Finally, Cline elects to suggest that the real “cause,” such as it was, was a combination of complex interactions of all of the cited factors. In this, by using the already hackneyed and over-used notion of a “perfect storm,” and resorting to a vagaries of “complexity theory” (which resembles notions of the complex interactions of particles in physics, but without the underlying mathematical rigor). Of course, all eras of history are the products of complex interactions — even the modern one — and this answer is therefore unsatisfactory, particularly given the billing of the book of “the year civilization collapsed.” As answers go, it is akin to answering a child’s questions of “why is the sky blue?” by answering “it’s complicated.” And the history is complex, yes, and we may never really know what happened… probably because no single thing happened. Entropy increases. Things, to borrow from Chinua Achebe borrowing from Lord Kelvin, fall apart.
Because it’s complicated, right?
Ultimately, 1177 B.C.: The Year Civilization Collapsed overreaches its target in attempting to give an answer to the question of what caused the decline at the end of the Late Bronze Age. There simply isn’t enough data yet, and unless there are some genuinely remarkable breakthroughs in a very volatile part of the world, it’s not terribly likely that there ever will be enough. That doesn’t stop the work of archaeologists and historians, who can continue attempting to understand and interpret the already-remarkable body of knowledge that we have so far amassed, and there’s no reason why such work should stop. But part of the wisdom of writing history is knowing when to give up. And books which promise otherwise should be treated with some caution. There’s enough material that is good in 1177 B.C. to make it a valuable survey… but take the broader conclusions with the proverbial grain of salt. Three-and-a-half stars.
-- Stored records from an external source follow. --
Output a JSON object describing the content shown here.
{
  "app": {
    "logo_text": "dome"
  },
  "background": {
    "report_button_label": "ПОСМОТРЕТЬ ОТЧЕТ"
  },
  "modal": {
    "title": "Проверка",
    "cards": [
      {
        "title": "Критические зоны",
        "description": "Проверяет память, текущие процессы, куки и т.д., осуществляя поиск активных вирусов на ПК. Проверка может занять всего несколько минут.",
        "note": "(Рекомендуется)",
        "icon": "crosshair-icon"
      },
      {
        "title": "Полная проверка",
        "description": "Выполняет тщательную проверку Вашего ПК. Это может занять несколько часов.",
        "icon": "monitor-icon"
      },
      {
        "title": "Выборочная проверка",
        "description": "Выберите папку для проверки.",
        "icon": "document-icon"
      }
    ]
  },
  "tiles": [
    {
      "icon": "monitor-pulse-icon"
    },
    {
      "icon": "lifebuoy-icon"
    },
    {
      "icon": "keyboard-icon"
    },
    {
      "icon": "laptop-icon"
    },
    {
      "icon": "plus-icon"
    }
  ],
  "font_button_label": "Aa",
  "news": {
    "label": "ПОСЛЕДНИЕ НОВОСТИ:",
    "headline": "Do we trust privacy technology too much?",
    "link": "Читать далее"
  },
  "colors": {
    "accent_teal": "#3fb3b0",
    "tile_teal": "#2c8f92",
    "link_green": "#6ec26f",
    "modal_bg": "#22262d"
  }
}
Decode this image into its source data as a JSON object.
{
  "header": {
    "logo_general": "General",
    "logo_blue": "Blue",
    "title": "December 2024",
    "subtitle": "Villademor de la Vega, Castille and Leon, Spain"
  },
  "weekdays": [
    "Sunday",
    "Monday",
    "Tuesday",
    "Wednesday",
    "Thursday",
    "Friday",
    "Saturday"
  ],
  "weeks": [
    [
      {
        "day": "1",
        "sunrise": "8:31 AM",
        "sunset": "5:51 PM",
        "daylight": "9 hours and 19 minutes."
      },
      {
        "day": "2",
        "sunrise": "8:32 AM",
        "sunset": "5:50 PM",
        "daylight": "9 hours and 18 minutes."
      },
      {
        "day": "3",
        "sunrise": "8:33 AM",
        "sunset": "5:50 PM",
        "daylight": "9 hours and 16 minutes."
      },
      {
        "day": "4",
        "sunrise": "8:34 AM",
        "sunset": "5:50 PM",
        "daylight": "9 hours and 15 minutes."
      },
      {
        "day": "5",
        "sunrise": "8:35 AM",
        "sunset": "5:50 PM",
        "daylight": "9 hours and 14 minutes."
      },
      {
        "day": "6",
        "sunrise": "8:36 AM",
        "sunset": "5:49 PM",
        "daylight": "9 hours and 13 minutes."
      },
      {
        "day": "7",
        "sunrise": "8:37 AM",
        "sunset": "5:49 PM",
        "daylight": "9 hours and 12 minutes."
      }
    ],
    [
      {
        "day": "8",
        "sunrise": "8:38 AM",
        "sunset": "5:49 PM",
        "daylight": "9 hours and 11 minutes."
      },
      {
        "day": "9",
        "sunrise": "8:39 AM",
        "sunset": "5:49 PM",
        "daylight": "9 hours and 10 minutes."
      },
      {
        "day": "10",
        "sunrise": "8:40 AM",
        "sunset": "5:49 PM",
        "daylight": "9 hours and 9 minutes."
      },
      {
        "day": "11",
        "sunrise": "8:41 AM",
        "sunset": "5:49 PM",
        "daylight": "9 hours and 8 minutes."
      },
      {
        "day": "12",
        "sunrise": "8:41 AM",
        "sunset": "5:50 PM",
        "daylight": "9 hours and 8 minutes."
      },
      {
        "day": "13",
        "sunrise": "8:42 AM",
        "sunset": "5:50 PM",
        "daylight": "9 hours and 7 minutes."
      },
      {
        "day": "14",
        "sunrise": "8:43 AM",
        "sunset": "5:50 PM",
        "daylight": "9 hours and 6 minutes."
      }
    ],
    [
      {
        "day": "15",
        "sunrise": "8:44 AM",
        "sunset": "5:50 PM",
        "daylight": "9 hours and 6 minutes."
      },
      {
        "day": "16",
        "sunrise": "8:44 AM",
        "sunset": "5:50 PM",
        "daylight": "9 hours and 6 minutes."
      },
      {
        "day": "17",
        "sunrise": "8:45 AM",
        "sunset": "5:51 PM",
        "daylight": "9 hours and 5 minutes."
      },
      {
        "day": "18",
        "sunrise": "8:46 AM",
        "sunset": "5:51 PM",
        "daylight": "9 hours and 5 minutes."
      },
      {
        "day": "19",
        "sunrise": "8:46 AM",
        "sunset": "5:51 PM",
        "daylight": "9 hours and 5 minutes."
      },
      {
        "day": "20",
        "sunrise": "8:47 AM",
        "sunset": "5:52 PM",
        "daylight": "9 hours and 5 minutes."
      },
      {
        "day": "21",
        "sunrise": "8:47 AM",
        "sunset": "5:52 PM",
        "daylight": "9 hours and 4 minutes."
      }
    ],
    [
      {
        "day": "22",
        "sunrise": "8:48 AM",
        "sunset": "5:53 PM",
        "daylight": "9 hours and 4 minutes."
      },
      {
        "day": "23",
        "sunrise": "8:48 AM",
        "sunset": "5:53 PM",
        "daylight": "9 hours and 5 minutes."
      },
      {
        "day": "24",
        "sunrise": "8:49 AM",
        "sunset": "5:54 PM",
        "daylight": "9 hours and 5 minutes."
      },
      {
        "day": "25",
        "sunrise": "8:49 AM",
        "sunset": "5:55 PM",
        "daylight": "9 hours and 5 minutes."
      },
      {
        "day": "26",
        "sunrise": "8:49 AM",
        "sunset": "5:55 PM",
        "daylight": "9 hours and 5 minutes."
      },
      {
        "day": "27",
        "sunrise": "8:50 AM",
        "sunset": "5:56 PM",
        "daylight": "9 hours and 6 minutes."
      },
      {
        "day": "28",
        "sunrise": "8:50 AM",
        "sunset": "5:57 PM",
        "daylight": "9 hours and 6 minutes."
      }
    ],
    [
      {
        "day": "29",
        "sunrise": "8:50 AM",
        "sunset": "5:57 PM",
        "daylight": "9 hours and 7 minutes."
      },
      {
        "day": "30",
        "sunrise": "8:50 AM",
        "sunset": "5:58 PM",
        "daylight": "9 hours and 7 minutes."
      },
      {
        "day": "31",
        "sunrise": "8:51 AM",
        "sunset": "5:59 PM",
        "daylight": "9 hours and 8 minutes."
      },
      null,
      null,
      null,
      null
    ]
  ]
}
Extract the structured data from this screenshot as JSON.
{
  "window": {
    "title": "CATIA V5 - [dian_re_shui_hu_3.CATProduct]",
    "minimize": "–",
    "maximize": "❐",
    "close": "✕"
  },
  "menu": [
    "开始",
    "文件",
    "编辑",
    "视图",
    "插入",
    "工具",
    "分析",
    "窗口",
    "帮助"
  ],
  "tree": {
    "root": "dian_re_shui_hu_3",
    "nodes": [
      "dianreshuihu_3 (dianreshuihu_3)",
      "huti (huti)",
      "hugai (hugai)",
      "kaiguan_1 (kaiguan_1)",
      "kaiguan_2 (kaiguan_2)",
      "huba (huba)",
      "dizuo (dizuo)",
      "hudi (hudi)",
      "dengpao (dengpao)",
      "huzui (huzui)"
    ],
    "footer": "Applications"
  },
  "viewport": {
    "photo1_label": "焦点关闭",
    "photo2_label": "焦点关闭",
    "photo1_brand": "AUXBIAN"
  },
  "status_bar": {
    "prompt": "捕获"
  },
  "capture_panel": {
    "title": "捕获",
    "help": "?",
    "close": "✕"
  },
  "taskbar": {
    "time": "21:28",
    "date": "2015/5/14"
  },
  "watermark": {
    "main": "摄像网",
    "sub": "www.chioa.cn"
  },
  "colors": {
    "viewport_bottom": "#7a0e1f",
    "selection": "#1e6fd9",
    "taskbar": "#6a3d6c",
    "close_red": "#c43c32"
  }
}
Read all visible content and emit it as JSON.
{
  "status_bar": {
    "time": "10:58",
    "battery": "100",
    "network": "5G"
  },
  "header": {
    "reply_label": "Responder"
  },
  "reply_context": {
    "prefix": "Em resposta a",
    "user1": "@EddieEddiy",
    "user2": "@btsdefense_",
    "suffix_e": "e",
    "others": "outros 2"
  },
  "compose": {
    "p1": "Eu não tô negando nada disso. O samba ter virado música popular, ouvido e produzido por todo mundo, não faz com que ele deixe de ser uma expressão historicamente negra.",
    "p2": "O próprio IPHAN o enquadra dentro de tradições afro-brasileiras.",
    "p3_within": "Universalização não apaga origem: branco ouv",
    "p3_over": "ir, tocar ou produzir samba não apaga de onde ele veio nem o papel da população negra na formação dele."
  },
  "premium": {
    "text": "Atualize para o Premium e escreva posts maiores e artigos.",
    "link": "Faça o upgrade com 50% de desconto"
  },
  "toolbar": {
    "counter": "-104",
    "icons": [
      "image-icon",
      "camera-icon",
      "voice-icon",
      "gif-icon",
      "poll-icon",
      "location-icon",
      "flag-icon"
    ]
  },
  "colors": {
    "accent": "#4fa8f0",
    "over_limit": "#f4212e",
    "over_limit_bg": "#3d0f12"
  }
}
Reviewed 17 June 2016.
* A note on chronology: Standard notation for historians discussing the eras before and after the “Year -1/1” marker has, for the past twenty years at least, been rendered in the Julian calendar using Before Common Era (BCE) for the period previously referred to as “B.C.,” and Common Era (CE) for what was previously referred to as “Anno Domini” or “A.D.” There are a host of good reasons for this, but chief among them is that the old scale, which bracketed itself around the presumed date of the birth of Christ, was off by between six and seven years, according to Roman census records (the correct date, although still not entirely clear, is somewhere in the 6/7 BCE range). The CE / BCE scale is clearer and more useful for historical accuracy. Case in point: if you don’t know that “Anno Domini” means “the year of our lord,” you sometimes hear it referred to as “after death” (this is what I remember learning as a child), which is hopelessly wrong. This makes an already difficult chronology almost hopelessly wonky, despite the fact that our records of the reigns of Augustus and Tiberius are really quite good. It was therefore odd to note that Cline (or his editors) chose the outdated “B.C.” convention for his book’s title. CE / BCE is clearly the better way for historians to go.